“I think there is a world market for maybe five computers.” — Thomas Watson, chairman of IBM, 1943.
“Where a calculator on the ENIAC is equipped with 18,000 vacuum tubes and weighs 30 tons, computers in the future may have only 1,000 vacuum tubes and weigh only 1.5 tons.” — Popular Mechanics, 1949
“I have traveled the length and breadth of this country and talked with the best people, and I can assure you that data processing is a fad that won’t last out the year.” — The editor in charge of business books for Prentice Hall, 1957.
“But what…is it good for?” — Engineer at the Advanced Computing Systems Division of IBM, 1968, commenting on the microchip.
“There is no reason anyone would want a computer in their home.” — Ken Olson, president, chairman and founder of Digital Equipment Corp., 1977.
“640K ought to be enough for anybody.” — Attributed to Bill Gates, 1981, but believed to be an urban legend.
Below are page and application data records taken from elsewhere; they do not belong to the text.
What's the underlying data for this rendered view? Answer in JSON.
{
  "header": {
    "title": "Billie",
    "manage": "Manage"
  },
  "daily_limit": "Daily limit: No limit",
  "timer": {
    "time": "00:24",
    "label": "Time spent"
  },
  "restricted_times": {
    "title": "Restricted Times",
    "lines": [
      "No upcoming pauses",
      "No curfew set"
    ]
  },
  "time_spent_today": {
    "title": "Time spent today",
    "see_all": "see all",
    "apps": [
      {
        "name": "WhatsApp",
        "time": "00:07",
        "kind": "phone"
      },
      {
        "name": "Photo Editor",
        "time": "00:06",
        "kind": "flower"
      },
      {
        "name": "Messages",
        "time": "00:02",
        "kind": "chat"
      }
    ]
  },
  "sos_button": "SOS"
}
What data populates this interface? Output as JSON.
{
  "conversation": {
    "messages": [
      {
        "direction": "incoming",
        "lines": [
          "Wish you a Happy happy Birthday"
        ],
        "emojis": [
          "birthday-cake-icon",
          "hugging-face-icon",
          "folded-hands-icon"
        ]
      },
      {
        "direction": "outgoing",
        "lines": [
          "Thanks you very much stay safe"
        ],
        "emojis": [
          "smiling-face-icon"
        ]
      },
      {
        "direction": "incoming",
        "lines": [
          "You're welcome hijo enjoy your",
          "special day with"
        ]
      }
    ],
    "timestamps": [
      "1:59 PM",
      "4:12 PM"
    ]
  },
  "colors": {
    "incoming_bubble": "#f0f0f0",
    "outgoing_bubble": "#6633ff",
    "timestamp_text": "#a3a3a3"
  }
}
“The wireless music box has no imaginable commercial value. Who would pay for a message sent to nobody in particular?” — David Sarnoff’s associates in response to his urgings for investment in the radio in the 1920s.
“While theoretically and technically television may be feasible, commercially and financially it is an impossibility.” — Lee DeForest, inventor.
“We don’t like their sound, and guitar music is on the way out.” — Decca Recording Co. rejecting the Beatles, 1962.
“Radio has no future. Heavier-than-air flying machines are impossible. X-rays will prove to be a hoax.” — William Thomson, Lord Kelvin, British scientist, 1899.
“There will never be a bigger plane built.” — A Boeing engineer, after the first flight of the 247, a twin engine plane that holds ten people.
“Everything that can be invented has been invented.” — Attributed to Charles H. Duell, Commissioner, U.S. Office of Patents, 1899, but known to be an urban legend.